**ACTIVITY**. Copy out each line of the data holding "Assignment".

**Items from an interface collection**.
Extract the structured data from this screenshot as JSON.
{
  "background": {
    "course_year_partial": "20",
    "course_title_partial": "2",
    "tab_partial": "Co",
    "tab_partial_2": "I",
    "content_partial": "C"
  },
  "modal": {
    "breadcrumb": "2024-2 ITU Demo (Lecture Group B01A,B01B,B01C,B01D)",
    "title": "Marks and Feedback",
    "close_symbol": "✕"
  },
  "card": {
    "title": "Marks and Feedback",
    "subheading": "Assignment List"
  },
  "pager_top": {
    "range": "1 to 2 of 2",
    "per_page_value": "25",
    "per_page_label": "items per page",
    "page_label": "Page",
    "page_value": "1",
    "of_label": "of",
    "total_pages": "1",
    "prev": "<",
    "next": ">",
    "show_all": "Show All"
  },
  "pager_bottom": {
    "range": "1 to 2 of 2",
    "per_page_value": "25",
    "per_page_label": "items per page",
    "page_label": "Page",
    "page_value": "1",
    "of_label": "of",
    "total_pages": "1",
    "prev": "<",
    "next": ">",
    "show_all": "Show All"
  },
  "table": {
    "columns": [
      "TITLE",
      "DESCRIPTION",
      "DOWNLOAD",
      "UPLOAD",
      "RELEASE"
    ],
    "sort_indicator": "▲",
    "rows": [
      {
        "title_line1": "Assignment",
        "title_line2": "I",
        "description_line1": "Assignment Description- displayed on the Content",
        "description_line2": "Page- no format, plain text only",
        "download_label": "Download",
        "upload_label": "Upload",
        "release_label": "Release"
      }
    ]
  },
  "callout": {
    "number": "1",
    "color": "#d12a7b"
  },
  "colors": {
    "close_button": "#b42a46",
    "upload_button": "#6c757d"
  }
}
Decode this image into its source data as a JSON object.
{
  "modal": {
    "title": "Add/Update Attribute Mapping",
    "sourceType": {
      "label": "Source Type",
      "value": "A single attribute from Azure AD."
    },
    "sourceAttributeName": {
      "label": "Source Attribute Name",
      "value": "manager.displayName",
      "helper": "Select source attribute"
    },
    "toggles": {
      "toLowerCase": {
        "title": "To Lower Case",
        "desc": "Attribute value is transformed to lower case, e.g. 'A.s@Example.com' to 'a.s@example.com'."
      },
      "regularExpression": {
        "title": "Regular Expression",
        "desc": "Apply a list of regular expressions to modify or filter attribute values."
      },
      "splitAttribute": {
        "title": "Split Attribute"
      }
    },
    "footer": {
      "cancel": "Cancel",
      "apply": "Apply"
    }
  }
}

**ANSWER SPACE**.
    "subheading": "Assignment List"
        "title_line1": "Assignment",
        "description_line1": "Assignment Description- displayed on the Content",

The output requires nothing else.